[Records for this task — start]

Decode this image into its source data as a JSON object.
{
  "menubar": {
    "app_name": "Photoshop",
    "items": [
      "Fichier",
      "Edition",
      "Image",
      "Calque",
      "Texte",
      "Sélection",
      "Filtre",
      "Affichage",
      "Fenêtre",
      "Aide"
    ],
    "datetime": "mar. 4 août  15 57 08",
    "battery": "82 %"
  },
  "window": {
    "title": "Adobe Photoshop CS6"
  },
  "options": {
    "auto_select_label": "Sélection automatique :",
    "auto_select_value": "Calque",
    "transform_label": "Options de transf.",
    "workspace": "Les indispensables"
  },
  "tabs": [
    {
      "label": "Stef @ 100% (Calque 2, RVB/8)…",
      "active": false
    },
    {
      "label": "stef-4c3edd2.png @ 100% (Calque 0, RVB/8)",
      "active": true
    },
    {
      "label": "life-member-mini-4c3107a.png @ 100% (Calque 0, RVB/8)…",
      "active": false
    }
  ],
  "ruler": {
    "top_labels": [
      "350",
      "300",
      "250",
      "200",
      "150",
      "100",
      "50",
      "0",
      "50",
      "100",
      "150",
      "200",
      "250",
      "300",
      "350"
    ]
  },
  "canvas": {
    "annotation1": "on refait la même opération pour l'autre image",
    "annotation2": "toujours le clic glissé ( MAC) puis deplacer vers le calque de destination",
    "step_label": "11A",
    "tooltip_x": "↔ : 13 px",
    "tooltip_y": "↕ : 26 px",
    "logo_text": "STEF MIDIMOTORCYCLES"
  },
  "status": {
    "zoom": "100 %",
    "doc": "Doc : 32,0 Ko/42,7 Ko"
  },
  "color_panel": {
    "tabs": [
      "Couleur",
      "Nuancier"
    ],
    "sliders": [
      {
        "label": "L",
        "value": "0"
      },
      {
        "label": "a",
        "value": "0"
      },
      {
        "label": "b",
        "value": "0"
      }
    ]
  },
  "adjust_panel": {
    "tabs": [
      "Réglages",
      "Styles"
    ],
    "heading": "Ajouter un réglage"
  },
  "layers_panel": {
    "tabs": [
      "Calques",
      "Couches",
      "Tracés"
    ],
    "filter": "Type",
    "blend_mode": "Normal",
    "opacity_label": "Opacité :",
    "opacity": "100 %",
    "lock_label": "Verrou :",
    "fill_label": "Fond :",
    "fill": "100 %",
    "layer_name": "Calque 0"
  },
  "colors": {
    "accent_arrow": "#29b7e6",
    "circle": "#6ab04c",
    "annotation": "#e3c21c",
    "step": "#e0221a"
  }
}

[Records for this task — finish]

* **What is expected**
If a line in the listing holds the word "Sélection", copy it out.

* **Task solution**
      "Sélection",
    "auto_select_label": "Sélection automatique :",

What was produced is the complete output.